WHAT TO DO: Output every line of the data exactly as it appears.

╭─ DATA EXCERPTS

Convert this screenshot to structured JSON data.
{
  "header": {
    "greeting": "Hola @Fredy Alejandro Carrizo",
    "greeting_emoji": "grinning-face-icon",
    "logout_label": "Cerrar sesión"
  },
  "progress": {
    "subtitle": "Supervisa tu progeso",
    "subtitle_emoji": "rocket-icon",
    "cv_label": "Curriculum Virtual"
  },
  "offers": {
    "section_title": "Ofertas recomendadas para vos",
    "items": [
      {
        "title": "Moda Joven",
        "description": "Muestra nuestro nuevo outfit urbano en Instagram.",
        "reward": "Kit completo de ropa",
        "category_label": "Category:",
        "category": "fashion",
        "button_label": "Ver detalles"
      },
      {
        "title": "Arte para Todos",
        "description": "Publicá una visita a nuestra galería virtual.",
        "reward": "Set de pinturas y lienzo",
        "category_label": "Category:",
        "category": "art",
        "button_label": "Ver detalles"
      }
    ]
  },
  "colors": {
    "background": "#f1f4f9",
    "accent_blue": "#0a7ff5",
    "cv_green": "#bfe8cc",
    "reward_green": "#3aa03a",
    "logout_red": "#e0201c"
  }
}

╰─

ANSWER SECTION:
Convert this screenshot to structured JSON data.
{
  "header": {
    "greeting": "Hola @Fredy Alejandro Carrizo",
    "greeting_emoji": "grinning-face-icon",
    "logout_label": "Cerrar sesión"
  },
  "progress": {
    "subtitle": "Supervisa tu progeso",
    "subtitle_emoji": "rocket-icon",
    "cv_label": "Curriculum Virtual"
  },
  "offers": {
    "section_title": "Ofertas recomendadas para vos",
    "items": [
      {
        "title": "Moda Joven",
        "description": "Muestra nuestro nuevo outfit urbano en Instagram.",
        "reward": "Kit completo de ropa",
        "category_label": "Category:",
        "category": "fashion",
        "button_label": "Ver detalles"
      },
      {
        "title": "Arte para Todos",
        "description": "Publicá una visita a nuestra galería virtual.",
        "reward": "Set de pinturas y lienzo",
        "category_label": "Category:",
        "category": "art",
        "button_label": "Ver detalles"
      }
    ]
  },
  "colors": {
    "background": "#f1f4f9",
    "accent_blue": "#0a7ff5",
    "cv_green": "#bfe8cc",
    "reward_green": "#3aa03a",
    "logout_red": "#e0201c"
  }
}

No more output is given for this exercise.